Practices of car parking and the infrastructure of immobility
Karol Kurnicki, Institute of Advanced Study, Centre for Interdisciplinary Methodologies, University of Warwick, email@example.com, @karol_kurnicki
CeMoRe Seminar, 12th November 2019, Bowland North B67
My current project analyses practices of car parking in the context of everyday (im)mobility and infrastructure production in three European cities (London, Warsaw and Utrecht).
In the presentation I will build on the findings from ongoing fieldwork to show the intersection between people’s everyday (im)mobility and production of infrastructure.
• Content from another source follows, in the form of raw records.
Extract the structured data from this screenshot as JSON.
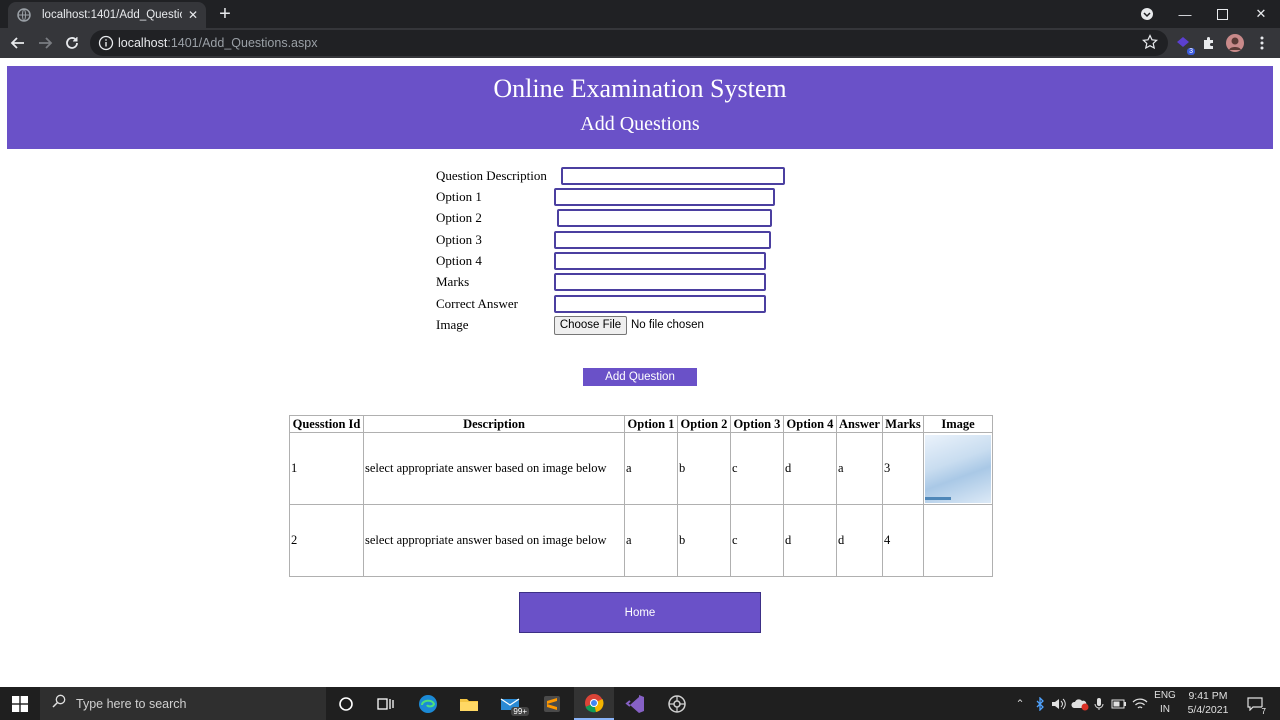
{
  "browser": {
    "tab_title": "localhost:1401/Add_Questions.aspx",
    "url_host": "localhost",
    "url_path": ":1401/Add_Questions.aspx",
    "extension_badge": "3"
  },
  "header": {
    "title": "Online Examination System",
    "subtitle": "Add Questions"
  },
  "form": {
    "labels": {
      "description": "Question Description",
      "option1": "Option 1",
      "option2": "Option 2",
      "option3": "Option 3",
      "option4": "Option 4",
      "marks": "Marks",
      "correct": "Correct Answer",
      "image": "Image"
    },
    "file_button": "Choose File",
    "file_status": "No file chosen",
    "submit_label": "Add Question"
  },
  "table": {
    "headers": [
      "Quesstion Id",
      "Description",
      "Option 1",
      "Option 2",
      "Option 3",
      "Option 4",
      "Answer",
      "Marks",
      "Image"
    ],
    "rows": [
      {
        "id": "1",
        "description": "select appropriate answer based on image below",
        "opt1": "a",
        "opt2": "b",
        "opt3": "c",
        "opt4": "d",
        "answer": "a",
        "marks": "3",
        "has_image": true
      },
      {
        "id": "2",
        "description": "select appropriate answer based on image below",
        "opt1": "a",
        "opt2": "b",
        "opt3": "c",
        "opt4": "d",
        "answer": "d",
        "marks": "4",
        "has_image": false
      }
    ]
  },
  "home_label": "Home",
  "taskbar": {
    "search_placeholder": "Type here to search",
    "mail_badge": "99+",
    "lang_line1": "ENG",
    "lang_line2": "IN",
    "time": "9:41 PM",
    "date": "5/4/2021",
    "notification_count": "7"
  },
  "colors": {
    "accent": "#6a51c8",
    "chrome_dark": "#202124",
    "chrome_mid": "#35363a"
  }
}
I will argue that looking at parking from the perspective of infrastructure is productive in several ways. Firstly, it shows materialization of practice as occurring in the interaction between people and objects (cars), objects of (im)mobility (cars) and objects (cars) with their surroundings (parking spaces and other material elements, such as signs, kerbs, bollards, barriers). Secondly, it helps to rethink characteristics of urban infrastructure that differ from established conceptualisations that characterise it through invisibility, obduracy, connectivity or extensivity. Thirdly, it problematizes infrastructuring as a process that takes place not only in formal, systematic manner but also through daily activity of people. Simply put, when people park, they produce infrastructure, quite often only for a time and in places where no plan existed for it otherwise. Analysing parking can bring new ways of understanding how urban infrastructures are being composed from different (material and immaterial) elements by a variety of actors – from administration and service providers to regular drivers.
Against this backdrop I will also reflect on car parking as a peculiar social practice that adds nuance to the understanding of socio-material relations and dispersed agency in everyday activities. As such it problematizes existing definitions and poses questions to our understanding of human and non-human (im)mobility.